◆ **Work instruction**
Across the entries below, how many lines have the string "image" in them? Reply with only the number.

++++ Input for this task ++++

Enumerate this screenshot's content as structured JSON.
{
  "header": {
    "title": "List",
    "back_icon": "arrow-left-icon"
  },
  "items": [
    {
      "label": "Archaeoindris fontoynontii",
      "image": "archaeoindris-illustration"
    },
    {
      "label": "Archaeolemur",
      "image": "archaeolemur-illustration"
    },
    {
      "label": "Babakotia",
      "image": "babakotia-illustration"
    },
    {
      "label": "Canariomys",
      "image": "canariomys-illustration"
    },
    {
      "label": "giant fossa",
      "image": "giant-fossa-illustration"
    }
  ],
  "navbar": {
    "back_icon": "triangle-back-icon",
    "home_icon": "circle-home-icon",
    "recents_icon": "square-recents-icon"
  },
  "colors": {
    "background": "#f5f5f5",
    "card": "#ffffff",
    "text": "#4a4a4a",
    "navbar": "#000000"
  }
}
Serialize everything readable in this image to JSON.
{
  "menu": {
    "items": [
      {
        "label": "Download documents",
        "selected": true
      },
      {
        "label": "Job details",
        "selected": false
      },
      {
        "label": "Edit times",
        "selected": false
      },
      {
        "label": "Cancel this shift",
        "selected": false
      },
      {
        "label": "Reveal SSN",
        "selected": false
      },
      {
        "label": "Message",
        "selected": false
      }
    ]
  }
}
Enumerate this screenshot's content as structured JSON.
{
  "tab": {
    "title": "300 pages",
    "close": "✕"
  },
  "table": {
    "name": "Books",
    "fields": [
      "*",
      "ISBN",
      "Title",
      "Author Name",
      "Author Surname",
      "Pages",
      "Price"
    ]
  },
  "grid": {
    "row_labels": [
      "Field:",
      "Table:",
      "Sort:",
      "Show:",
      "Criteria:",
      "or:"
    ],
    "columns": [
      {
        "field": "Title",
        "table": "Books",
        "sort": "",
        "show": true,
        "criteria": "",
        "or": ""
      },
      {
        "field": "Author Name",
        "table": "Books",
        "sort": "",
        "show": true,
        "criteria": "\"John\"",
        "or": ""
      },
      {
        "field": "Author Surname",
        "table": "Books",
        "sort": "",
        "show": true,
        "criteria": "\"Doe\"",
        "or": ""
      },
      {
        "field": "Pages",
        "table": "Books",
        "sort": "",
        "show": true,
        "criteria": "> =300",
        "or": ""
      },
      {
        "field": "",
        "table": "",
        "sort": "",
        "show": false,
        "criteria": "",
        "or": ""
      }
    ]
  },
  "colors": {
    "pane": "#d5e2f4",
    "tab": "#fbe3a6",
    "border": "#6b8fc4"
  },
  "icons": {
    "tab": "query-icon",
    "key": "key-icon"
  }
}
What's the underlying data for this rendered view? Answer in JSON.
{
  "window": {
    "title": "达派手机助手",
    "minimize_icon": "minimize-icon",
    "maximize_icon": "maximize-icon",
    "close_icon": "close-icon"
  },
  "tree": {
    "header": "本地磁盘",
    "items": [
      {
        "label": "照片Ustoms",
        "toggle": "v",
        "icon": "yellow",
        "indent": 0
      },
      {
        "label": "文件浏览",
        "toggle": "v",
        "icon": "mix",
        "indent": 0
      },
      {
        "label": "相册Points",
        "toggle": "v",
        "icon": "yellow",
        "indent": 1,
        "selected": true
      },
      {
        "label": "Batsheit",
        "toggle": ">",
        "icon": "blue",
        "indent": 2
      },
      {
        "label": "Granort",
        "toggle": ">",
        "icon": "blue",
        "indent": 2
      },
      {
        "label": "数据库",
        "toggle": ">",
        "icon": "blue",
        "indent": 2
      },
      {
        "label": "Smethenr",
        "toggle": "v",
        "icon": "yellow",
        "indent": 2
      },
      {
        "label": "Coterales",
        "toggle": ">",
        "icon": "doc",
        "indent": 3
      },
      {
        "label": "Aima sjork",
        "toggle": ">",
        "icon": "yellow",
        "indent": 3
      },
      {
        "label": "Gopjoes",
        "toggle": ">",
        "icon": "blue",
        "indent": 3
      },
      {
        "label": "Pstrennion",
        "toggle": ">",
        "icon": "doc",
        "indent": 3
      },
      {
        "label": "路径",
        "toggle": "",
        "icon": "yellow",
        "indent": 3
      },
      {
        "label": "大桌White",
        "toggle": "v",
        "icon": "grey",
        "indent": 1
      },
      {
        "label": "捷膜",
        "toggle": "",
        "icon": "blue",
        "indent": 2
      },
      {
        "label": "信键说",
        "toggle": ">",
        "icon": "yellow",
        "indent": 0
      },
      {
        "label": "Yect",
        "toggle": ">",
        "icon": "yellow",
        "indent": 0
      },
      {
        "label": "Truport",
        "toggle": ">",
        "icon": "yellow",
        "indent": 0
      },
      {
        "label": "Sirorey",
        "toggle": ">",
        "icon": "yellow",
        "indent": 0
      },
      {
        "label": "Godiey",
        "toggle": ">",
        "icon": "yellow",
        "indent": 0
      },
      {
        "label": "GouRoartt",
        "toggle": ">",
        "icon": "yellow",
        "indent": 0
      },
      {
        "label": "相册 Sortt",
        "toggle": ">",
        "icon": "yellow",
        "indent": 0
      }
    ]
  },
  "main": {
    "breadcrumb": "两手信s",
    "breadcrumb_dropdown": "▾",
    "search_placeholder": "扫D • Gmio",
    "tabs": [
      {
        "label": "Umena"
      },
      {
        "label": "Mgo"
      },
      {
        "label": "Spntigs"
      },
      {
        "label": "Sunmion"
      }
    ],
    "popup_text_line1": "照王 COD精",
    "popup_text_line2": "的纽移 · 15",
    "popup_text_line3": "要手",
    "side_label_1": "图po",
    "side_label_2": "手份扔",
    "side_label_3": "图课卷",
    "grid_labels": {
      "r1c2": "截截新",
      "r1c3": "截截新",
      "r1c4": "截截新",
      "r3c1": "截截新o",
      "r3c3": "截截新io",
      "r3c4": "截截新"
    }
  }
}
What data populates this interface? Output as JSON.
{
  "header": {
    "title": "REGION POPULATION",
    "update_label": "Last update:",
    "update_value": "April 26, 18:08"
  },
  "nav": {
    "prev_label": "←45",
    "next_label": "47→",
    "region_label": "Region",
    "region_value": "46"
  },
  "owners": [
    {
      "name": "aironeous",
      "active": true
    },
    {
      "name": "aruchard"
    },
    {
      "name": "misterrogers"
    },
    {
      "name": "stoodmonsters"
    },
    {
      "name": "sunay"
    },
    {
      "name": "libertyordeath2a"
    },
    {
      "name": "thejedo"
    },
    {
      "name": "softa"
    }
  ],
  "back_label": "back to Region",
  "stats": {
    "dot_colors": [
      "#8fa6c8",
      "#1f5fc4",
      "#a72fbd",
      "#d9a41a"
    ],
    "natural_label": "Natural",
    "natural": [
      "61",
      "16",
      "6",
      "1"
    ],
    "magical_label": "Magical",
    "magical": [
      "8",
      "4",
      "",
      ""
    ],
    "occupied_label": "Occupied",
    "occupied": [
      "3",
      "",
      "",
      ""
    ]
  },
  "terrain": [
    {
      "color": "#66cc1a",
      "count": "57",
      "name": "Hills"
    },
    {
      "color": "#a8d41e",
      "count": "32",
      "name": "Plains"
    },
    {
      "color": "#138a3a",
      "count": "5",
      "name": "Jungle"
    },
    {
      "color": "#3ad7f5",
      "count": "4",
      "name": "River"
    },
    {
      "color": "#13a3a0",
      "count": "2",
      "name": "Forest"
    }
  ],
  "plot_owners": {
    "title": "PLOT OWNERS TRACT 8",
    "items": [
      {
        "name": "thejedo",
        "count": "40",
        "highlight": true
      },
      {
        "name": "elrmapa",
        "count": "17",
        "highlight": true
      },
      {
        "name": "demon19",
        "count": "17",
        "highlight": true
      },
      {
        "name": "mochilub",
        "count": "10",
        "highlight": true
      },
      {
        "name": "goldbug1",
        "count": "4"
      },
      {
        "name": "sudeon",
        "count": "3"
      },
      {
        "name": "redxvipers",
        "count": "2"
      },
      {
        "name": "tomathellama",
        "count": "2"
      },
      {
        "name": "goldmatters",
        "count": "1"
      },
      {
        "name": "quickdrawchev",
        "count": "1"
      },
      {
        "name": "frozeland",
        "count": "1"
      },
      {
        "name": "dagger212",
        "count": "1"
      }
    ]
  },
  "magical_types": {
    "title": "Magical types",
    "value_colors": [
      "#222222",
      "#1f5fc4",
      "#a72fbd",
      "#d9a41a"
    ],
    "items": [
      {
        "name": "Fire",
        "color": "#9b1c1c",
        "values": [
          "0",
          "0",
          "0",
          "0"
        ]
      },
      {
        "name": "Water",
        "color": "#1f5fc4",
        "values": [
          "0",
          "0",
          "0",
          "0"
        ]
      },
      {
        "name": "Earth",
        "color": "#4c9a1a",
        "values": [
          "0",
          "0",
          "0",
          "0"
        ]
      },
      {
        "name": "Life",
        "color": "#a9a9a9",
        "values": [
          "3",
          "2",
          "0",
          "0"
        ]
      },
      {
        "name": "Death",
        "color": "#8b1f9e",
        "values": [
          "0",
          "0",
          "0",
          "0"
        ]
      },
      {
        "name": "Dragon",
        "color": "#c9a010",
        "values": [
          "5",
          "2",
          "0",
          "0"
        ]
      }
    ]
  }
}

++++

◆ **Solution for this task**
6